Yelp Employee Fired After Complaining Publicly About Low Pay

Talia Jane spent 80 percent of her salary on rent.
(Photo: Jim Young/Reuters)
Feb 21, 2016· 1 MIN READ
Samantha Cowan is an associate editor for culture.

One of the perks of Silicon Valley work culture is a stocked kitchen. But as convenient as free cereal and peaches may be, they are no substitute for getting paid enough to buy groceries.

At least, that’s how former Yelp employee Talia Jane felt. On Friday, she wrote a blog post on Medium addressed to Yelp CEO Jeremy Stoppelman that detailed her low pay and struggle to afford both her rent and groceries in the pricey San Francisco Bay Area. A few hours later, she was fired.

“I haven’t bought groceries since I started this job,” Jane wrote in her “Dear Jeremy” post. “Bread is a luxury to me, even though you’ve got a whole fridge full of it on the 8th floor. But we’re not allowed to take any of that home because it’s for at-work eating.”

While Yelp officials have declined to comment on the reason for Jane’s termination, she tweeted that human resources told her she was let go because her letter violated Yelp’s Terms of Conduct.

Yelp is a publicly traded company worth $1.37 billion. It purchased delivery service Eat24 in 2015 for $124 million.

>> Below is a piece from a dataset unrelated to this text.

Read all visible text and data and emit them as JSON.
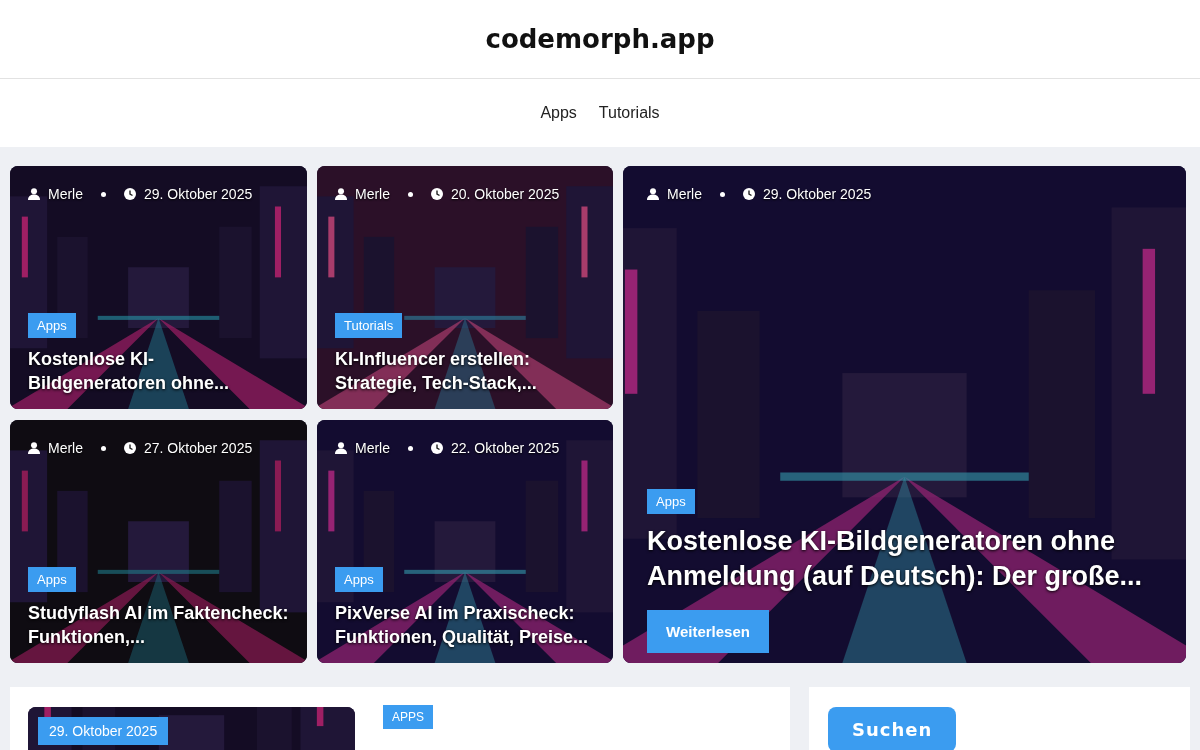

Stoppelman, whose net worth is estimated at around $222 million, responded to Jane’s post on Twitter, shifting the discussion to an acknowledgment that housing in the Bay Area is too expensive. He made no mention of efforts to raise wages for Yelp employees struggling to get by—an omission that bothered Jane.

The tech boom has contributed to astronomical rent increases in San Francisco. The average apartment within 10 miles of the city cost $3,058 a month for a one-bedroom and $3,925 for two bedrooms.

According to Jane’s blog post, she made $8.15 an hour after taxes working in the customer support department for Yelp and Eat24. Minimum wage in San Francisco (where Yelp’s headquarters are located) is $12.25 an hour and will rise to $15 an hour by 2018. Jane wrote that she lives 30 miles (and a $11.30 round-trip train ride) from work and pays $1,245 a month in rent. According to her calculations, about 80 percent of her wages go to rent, leaving little left to pay for her phone bill, heating bill, or meals.

The 25-year-old noted that her situation isn’t unique, detailing in her post the struggles of other employees, like one who set up a GoFundMe page to pay rent, and others forced to live with their parents or take second jobs to make ends meet. Even tech employees with larger salaries have been priced out of San Francisco. Research from RadPad found that even employees earning six figures at companies such as Uber and Airbnb were spending upwards of 50 percent of their salary on rent.

Yelp has already announced it is expanding entry-level positions for Eat24 in Phoenix, where employees will earn the same wages as their San Francisco colleagues. Average rent prices in Phoenix are about $900 for a one-bedroom apartment, meaning entry-level employees can still expect to spend upwards of 60 percent of their after-tax salary on housing.